Global Internet Number Resource Policies are defined by the ASO MOU – between ICANN and the NRO – as “Internet number resource policies that have the agreement of all RIRs according to their policy development processes and ICANN, and require specific actions or outcomes on the part of IANA or any other external ICANN-related body in order to be implemented”. Attachment A of this MOU describes the Development Process of Global Internet Number Resource Policies, including the adoption by every RIR of a global policy to be forwarded to the ICANN Board by the ASO, as well as its ratification by the ICANN Board. In this context, the ICANN Board adopted its own Procedures for the Review of Internet Number Resource Policies Forwarded by the ASO for Ratification.
Among other features, these Procedures state that the Board will decide, as and when appropriate, that ICANN staff should follow the development of a particular global policy, undertaking an “early awareness” tracking of proposals in the addressing community. To this end, staff should issue background reports periodically, forwarded to the Board, to all ICANN Supporting Organizations and Advisory Committees and posted on the ICANN web site.
At its meeting on 25 January 2011, the Board resolved to request tracking of the development of a Global Policy Proposal for the Allocation of IPv4 by the IANA Post Exhaustion, under discussion in the addressing community. The status overview presented below is compiled in response to this request and will be further updated as developments proceed, for information to ICANN entities and the wider community. This is the second issue of the tracking of this policy.

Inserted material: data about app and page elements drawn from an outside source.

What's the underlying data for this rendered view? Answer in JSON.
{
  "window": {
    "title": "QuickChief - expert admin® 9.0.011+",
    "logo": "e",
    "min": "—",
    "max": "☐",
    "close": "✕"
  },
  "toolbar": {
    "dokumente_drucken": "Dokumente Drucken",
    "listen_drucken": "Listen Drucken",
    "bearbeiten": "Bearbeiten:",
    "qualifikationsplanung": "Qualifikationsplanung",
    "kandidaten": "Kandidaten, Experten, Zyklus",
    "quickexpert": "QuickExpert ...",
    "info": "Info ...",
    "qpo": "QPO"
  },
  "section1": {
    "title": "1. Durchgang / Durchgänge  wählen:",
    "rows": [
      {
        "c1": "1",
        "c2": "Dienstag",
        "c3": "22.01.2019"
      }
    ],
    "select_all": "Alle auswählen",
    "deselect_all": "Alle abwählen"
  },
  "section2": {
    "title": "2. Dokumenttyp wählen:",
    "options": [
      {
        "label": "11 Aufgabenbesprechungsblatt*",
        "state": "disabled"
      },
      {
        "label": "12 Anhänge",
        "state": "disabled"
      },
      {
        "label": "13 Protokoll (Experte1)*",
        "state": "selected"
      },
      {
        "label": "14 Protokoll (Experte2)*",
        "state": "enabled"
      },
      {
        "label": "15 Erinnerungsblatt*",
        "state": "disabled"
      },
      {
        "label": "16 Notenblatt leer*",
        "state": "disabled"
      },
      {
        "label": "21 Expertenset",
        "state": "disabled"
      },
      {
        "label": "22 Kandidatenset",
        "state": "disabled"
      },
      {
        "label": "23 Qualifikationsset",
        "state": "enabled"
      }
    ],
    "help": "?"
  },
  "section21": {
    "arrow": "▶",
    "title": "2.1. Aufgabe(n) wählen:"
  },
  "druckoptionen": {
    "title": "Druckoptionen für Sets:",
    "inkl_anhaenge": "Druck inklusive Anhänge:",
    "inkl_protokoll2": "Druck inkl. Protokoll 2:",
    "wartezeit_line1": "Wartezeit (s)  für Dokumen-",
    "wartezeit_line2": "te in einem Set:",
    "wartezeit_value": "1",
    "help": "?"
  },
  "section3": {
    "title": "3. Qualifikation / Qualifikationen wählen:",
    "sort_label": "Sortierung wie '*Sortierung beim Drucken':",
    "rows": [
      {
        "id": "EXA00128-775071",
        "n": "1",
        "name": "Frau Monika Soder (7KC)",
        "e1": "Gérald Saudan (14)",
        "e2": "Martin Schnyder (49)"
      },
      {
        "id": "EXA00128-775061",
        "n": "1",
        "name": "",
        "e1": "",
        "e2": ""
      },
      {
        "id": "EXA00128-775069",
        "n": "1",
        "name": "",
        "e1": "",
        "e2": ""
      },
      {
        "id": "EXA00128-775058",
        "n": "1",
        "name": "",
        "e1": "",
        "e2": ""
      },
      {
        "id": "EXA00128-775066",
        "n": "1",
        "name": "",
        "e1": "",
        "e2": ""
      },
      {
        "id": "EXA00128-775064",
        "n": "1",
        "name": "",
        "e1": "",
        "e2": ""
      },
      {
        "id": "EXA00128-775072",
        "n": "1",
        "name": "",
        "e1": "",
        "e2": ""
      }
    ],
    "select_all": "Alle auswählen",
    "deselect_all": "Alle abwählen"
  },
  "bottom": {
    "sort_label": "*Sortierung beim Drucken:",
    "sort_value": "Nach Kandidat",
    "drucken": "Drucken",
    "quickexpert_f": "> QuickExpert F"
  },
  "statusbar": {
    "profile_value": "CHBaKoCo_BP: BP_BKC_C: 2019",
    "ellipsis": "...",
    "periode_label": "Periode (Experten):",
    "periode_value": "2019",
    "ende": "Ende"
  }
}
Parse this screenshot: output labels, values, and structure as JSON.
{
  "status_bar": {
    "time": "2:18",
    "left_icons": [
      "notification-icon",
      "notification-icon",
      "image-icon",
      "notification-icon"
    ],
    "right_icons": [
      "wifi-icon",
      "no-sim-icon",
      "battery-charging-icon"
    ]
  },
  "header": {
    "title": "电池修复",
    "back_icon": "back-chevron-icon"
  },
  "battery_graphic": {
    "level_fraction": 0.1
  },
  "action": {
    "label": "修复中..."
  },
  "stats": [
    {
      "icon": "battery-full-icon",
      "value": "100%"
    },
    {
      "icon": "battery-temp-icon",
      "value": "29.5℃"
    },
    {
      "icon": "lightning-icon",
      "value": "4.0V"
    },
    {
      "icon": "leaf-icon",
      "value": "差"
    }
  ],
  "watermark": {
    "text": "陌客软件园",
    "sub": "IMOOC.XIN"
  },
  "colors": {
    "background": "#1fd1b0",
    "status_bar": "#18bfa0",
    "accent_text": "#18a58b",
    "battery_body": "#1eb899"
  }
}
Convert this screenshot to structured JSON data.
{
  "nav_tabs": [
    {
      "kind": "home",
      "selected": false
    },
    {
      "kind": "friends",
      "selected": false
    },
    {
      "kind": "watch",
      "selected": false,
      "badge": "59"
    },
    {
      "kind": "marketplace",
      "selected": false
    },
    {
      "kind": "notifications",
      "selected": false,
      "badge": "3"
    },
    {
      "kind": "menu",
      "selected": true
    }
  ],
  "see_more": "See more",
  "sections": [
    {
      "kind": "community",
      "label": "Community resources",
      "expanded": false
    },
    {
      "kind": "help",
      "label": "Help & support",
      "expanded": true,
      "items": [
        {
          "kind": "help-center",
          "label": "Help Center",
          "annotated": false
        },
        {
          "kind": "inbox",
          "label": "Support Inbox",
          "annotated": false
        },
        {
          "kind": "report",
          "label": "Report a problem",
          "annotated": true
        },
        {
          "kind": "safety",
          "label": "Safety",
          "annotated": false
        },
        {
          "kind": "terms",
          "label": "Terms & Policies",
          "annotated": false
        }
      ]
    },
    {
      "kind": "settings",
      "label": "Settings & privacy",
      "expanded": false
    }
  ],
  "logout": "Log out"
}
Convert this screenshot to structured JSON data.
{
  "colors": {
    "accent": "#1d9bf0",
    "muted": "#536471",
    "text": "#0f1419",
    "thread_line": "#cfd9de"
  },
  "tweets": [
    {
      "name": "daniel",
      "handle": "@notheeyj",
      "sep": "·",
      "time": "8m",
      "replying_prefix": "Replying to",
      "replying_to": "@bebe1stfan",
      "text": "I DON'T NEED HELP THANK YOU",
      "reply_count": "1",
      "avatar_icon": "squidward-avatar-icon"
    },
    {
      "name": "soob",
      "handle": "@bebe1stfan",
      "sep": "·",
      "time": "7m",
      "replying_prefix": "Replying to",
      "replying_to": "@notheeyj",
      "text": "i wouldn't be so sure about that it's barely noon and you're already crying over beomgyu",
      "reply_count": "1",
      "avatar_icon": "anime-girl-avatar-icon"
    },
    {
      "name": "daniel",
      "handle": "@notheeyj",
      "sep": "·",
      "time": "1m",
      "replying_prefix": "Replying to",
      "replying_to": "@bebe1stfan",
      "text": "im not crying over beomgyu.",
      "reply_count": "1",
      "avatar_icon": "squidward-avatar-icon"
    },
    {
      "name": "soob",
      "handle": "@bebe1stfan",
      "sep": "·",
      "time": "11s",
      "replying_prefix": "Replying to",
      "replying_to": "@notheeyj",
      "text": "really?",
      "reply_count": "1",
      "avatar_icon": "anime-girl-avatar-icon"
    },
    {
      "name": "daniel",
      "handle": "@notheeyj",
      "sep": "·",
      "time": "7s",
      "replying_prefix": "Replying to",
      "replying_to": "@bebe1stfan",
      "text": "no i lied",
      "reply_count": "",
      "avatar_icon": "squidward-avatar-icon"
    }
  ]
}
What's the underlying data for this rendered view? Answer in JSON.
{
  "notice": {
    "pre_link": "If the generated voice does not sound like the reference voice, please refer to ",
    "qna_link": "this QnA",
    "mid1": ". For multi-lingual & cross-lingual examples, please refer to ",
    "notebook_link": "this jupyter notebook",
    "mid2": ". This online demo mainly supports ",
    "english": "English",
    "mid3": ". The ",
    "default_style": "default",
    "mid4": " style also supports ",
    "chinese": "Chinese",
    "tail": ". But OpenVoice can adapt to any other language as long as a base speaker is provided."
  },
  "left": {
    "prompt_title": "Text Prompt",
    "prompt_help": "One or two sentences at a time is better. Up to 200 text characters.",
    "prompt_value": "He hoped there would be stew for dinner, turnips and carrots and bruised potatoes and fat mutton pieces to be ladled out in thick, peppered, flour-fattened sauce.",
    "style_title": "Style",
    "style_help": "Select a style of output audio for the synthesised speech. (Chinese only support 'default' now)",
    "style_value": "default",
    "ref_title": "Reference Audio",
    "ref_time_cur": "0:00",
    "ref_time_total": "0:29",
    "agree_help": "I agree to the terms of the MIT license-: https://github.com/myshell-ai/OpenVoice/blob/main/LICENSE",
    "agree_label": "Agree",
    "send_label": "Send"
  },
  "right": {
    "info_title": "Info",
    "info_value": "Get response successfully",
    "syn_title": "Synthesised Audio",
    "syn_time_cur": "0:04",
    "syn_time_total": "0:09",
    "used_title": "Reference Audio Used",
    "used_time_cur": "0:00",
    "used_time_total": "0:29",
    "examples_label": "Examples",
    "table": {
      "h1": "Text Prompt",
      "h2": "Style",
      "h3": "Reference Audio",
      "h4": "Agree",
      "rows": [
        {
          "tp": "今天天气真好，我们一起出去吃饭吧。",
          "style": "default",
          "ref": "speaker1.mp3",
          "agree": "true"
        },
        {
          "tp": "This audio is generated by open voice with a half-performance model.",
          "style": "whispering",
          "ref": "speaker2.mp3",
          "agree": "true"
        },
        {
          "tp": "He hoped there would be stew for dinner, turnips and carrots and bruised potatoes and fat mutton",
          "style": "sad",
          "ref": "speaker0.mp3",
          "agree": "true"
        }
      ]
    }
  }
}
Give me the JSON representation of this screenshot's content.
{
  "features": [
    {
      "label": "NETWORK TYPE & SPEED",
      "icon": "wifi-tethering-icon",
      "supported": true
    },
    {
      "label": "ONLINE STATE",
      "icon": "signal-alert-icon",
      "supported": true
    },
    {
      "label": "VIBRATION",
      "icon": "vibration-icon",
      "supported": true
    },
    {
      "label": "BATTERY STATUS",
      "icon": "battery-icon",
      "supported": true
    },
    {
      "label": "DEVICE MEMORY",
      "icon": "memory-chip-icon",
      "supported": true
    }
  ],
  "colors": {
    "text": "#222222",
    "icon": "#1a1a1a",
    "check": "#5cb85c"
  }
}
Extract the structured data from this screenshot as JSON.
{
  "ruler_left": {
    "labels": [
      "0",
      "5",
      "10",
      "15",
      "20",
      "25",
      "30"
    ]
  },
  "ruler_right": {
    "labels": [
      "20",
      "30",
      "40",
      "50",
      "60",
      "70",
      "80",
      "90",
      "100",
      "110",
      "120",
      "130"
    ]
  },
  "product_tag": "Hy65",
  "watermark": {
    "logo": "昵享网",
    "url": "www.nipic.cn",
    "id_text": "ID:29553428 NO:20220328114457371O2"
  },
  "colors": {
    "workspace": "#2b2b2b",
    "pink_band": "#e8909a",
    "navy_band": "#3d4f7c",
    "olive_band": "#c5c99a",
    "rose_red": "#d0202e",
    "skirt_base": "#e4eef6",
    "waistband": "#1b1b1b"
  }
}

The purpose of the proposal is to enable IANA to allocate returned IPv4 blocks to RIRs after the exhaustion of the IANA free pool of IPv4 /8 address blocks. IANA would serve as repository for IPv4 blocks returned by the RIRs and place them in a separate Reclamation Pool. Once this Reclamation Pool is declared active, IANA would allocate blocks of any size to the RIRs according to need. An RIR would qualify for allocation once its own supply of /8 blocks is exhausted.
Following list discussions over slightly different draft versions in the spring of 2010, this version of the global policy proposal draft was first formally introduced in the ARIN region on 20 July 2010 and has since been introduced in all the other RIRs. The proposal was adopted in ARIN and is currently in the discussion phase in LACNIC and AfriNIC. However, it was recently abandoned in APNIC and withdrawn in RIPE.
As the proposal did not reach consensus in all five regions it is no longer eligible to become a global policy, unless any negative verdict is reconsidered.
The reason for APNIC abandoning the proposal was a strong preference in the APNIC community for a new third proposal recently introduced in that region regarding allocation of recovered IPv4 address space, with the following title: “Global Policy for Post Exhaustion IPv4 Allocation Mechanisms by IANA”.
On 22 June 2010, the ASO AC recognized the proposal as fulfilling the formal requirements as a candidate for a Global Policy.
The ASO MoU requires that, once a proposal has been adopted in all RIRs, i.e. ARIN, AfriNIC, LACNIC, RIPE and APNIC, the proposal will be handled by the NRO EC and the ASO AC according to their procedures before being submitted to the ICANN Board for ratification. As adoption of the proposal in all RIRs appears extremely unlikely, the proposal is equally unlikely to become a global policy.
As a background to this policy proposal, it should be noted that a previous proposal for handling recovered IPv4 address space, “Global Policy Proposal for the Allocation of IPv4 Blocks to Regional Internet Registries” was introduced in 2009 but abandoned by the NRO EC in view of version differences across the RIRs. For more information on that proposal, see the corresponding background report.
The table below outlines the steps taken within each RIR for the current version of the “Global Policy Proposal for the Allocation of IPv4 by IANA Post Exhaustion”. Hyperlinks are included for easy access.
This ICANN announcement was sourced from: